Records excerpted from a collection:
────────────────────
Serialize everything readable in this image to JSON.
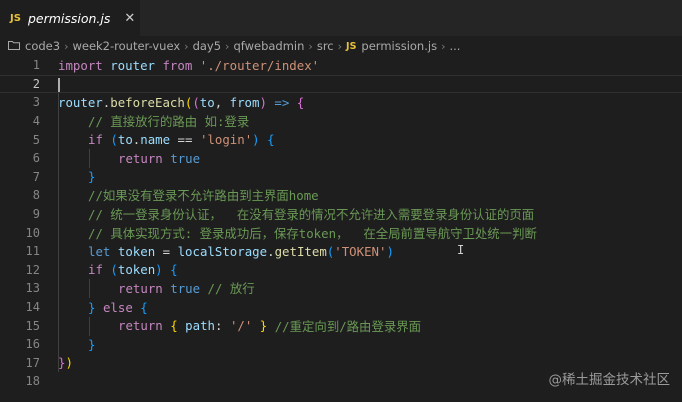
{
  "tab": {
    "icon_label": "JS",
    "file_name": "permission.js",
    "close_glyph": "✕"
  },
  "breadcrumb": {
    "items": [
      "code3",
      "week2-router-vuex",
      "day5",
      "qfwebadmin",
      "src"
    ],
    "file_icon_label": "JS",
    "file_name": "permission.js",
    "ellipsis": "..."
  },
  "editor": {
    "line_numbers": [
      "1",
      "2",
      "3",
      "4",
      "5",
      "6",
      "7",
      "8",
      "9",
      "10",
      "11",
      "12",
      "13",
      "14",
      "15",
      "16",
      "17",
      "18"
    ],
    "lines": {
      "l1": {
        "kw_import": "import",
        "ident": " router ",
        "kw_from": "from",
        "sp": " ",
        "str": "'./router/index'"
      },
      "l3": {
        "obj": "router",
        "dot": ".",
        "fn": "beforeEach",
        "p1": "(",
        "p2": "(",
        "a1": "to",
        "comma": ", ",
        "a2": "from",
        "p3": ")",
        "arrow": " => ",
        "b": "{"
      },
      "l4": {
        "cm": "// 直接放行的路由 如:登录"
      },
      "l5": {
        "kw": "if",
        "sp": " ",
        "p": "(",
        "obj": "to",
        "dot": ".",
        "prop": "name",
        "op": " == ",
        "str": "'login'",
        "pc": ")",
        "sp2": " ",
        "b": "{"
      },
      "l6": {
        "kw": "return",
        "sp": " ",
        "val": "true"
      },
      "l7": {
        "b": "}"
      },
      "l8": {
        "cm": "//如果没有登录不允许路由到主界面home"
      },
      "l9": {
        "cm": "// 统一登录身份认证，  在没有登录的情况不允许进入需要登录身份认证的页面"
      },
      "l10": {
        "cm": "// 具体实现方式: 登录成功后，保存token，  在全局前置导航守卫处统一判断"
      },
      "l11": {
        "kw": "let",
        "sp": " ",
        "var": "token",
        "eq": " = ",
        "obj": "localStorage",
        "dot": ".",
        "fn": "getItem",
        "p": "(",
        "str": "'TOKEN'",
        "pc": ")"
      },
      "l12": {
        "kw": "if",
        "sp": " ",
        "p": "(",
        "var": "token",
        "pc": ")",
        "sp2": " ",
        "b": "{"
      },
      "l13": {
        "kw": "return",
        "sp": " ",
        "val": "true",
        "cm": " // 放行"
      },
      "l14": {
        "bc": "}",
        "sp": " ",
        "kw": "else",
        "sp2": " ",
        "b": "{"
      },
      "l15": {
        "kw": "return",
        "sp": " ",
        "b1": "{",
        "sp2": " ",
        "key": "path",
        "colon": ": ",
        "str": "'/'",
        "sp3": " ",
        "b2": "}",
        "cm": " //重定向到/路由登录界面"
      },
      "l16": {
        "b": "}"
      },
      "l17": {
        "b": "}",
        "p": ")"
      }
    }
  },
  "cursor_glyph": "I",
  "watermark": "@稀土掘金技术社区"
}
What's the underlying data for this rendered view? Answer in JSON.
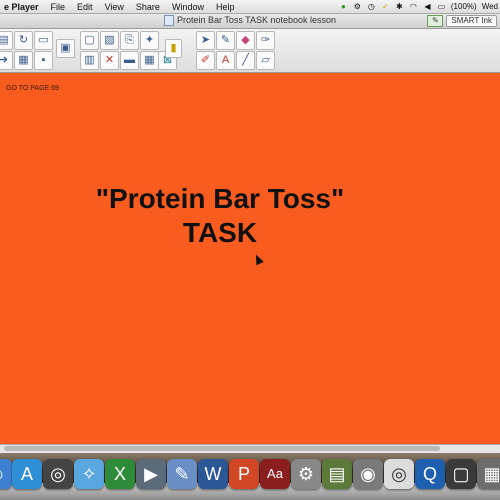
{
  "menubar": {
    "app_name": "e Player",
    "items": [
      "File",
      "Edit",
      "View",
      "Share",
      "Window",
      "Help"
    ],
    "battery": "(100%)",
    "clock": "Wed"
  },
  "window": {
    "title": "Protein Bar Toss TASK notebook lesson",
    "smart_ink_label": "SMART Ink"
  },
  "canvas": {
    "page_note": "GO TO PAGE 69",
    "title_line1": "\"Protein Bar Toss\"",
    "title_line2": "TASK",
    "background": "#f95c1f"
  },
  "toolbar_icons": [
    "folder",
    "redo",
    "folder-open",
    "new-page",
    "delete-page",
    "image",
    "fullscreen",
    "screen-shade",
    "table",
    "save",
    "select",
    "pen",
    "eraser",
    "line",
    "text",
    "shape",
    "properties"
  ],
  "dock_icons": [
    "finder",
    "app-store",
    "dashboard",
    "safari",
    "excel",
    "facetime",
    "smart-notebook",
    "word",
    "powerpoint",
    "dictionary",
    "system-preferences",
    "archive",
    "photo-booth",
    "dvd",
    "quicktime",
    "preview"
  ]
}
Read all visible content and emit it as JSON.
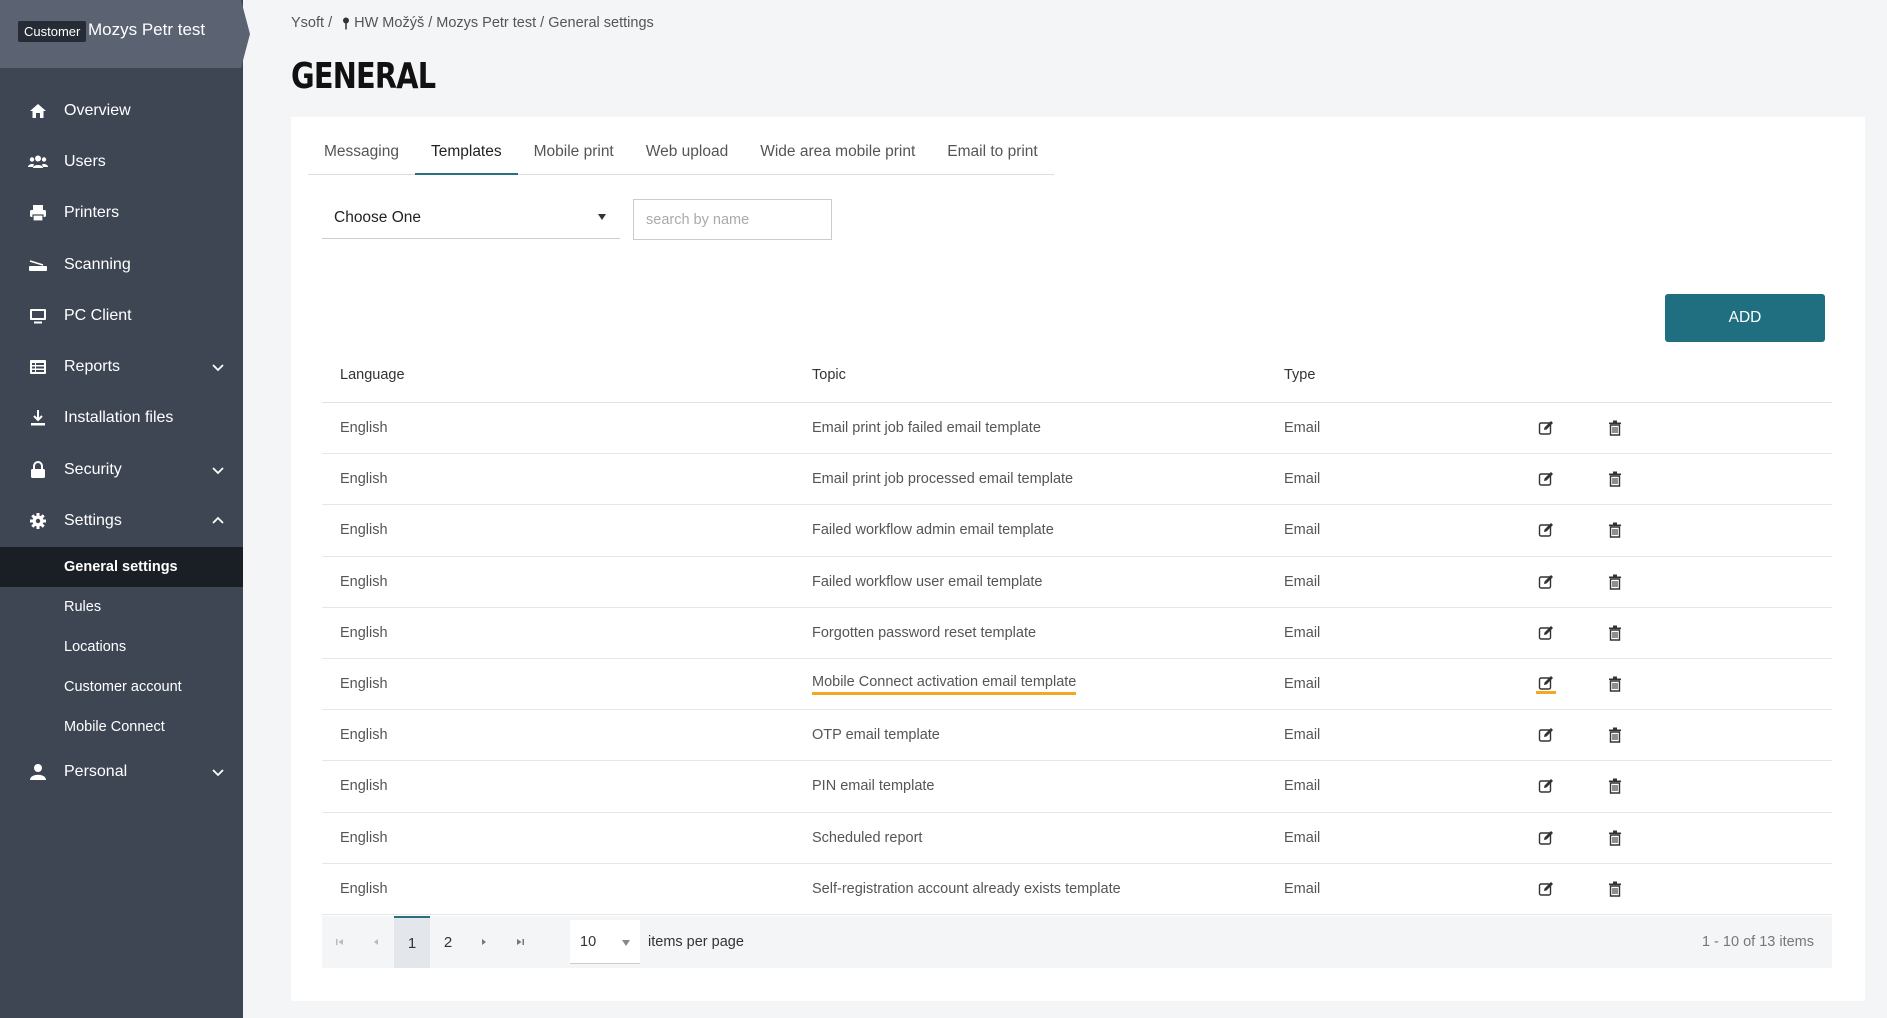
{
  "customer": {
    "badge": "Customer",
    "name": "Mozys Petr test"
  },
  "nav": [
    {
      "label": "Overview",
      "icon": "home-icon"
    },
    {
      "label": "Users",
      "icon": "users-icon"
    },
    {
      "label": "Printers",
      "icon": "printer-icon"
    },
    {
      "label": "Scanning",
      "icon": "scanner-icon"
    },
    {
      "label": "PC Client",
      "icon": "monitor-icon"
    },
    {
      "label": "Reports",
      "icon": "reports-icon"
    },
    {
      "label": "Installation files",
      "icon": "download-icon"
    },
    {
      "label": "Security",
      "icon": "lock-icon"
    },
    {
      "label": "Settings",
      "icon": "gear-icon"
    },
    {
      "label": "Personal",
      "icon": "person-icon"
    }
  ],
  "settings_sub": [
    "General settings",
    "Rules",
    "Locations",
    "Customer account",
    "Mobile Connect"
  ],
  "breadcrumb": {
    "root": "Ysoft /",
    "org": "HW Možýš",
    "sep1": "/",
    "customer": "Mozys Petr test",
    "sep2": "/",
    "current": "General settings"
  },
  "page_title": "GENERAL",
  "tabs": [
    "Messaging",
    "Templates",
    "Mobile print",
    "Web upload",
    "Wide area mobile print",
    "Email to print"
  ],
  "filter": {
    "select_value": "Choose One",
    "search_placeholder": "search by name"
  },
  "add_label": "ADD",
  "table": {
    "headers": {
      "language": "Language",
      "topic": "Topic",
      "type": "Type"
    },
    "rows": [
      {
        "language": "English",
        "topic": "Email print job failed email template",
        "type": "Email"
      },
      {
        "language": "English",
        "topic": "Email print job processed email template",
        "type": "Email"
      },
      {
        "language": "English",
        "topic": "Failed workflow admin email template",
        "type": "Email"
      },
      {
        "language": "English",
        "topic": "Failed workflow user email template",
        "type": "Email"
      },
      {
        "language": "English",
        "topic": "Forgotten password reset template",
        "type": "Email"
      },
      {
        "language": "English",
        "topic": "Mobile Connect activation email template",
        "type": "Email"
      },
      {
        "language": "English",
        "topic": "OTP email template",
        "type": "Email"
      },
      {
        "language": "English",
        "topic": "PIN email template",
        "type": "Email"
      },
      {
        "language": "English",
        "topic": "Scheduled report",
        "type": "Email"
      },
      {
        "language": "English",
        "topic": "Self-registration account already exists template",
        "type": "Email"
      }
    ]
  },
  "pager": {
    "pages": [
      "1",
      "2"
    ],
    "per_page": "10",
    "per_page_label": "items per page",
    "summary": "1 - 10 of 13 items"
  },
  "colors": {
    "sidebar": "#3e4654",
    "accent": "#1f6f80",
    "highlight": "#f5a623"
  }
}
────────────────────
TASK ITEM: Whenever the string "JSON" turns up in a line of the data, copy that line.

ANSWER TO THIS EXERCISE:
Serialize everything readable in this image to JSON.
What's the underlying data for this rendered view? Answer in JSON.
Read all visible content and emit it as JSON.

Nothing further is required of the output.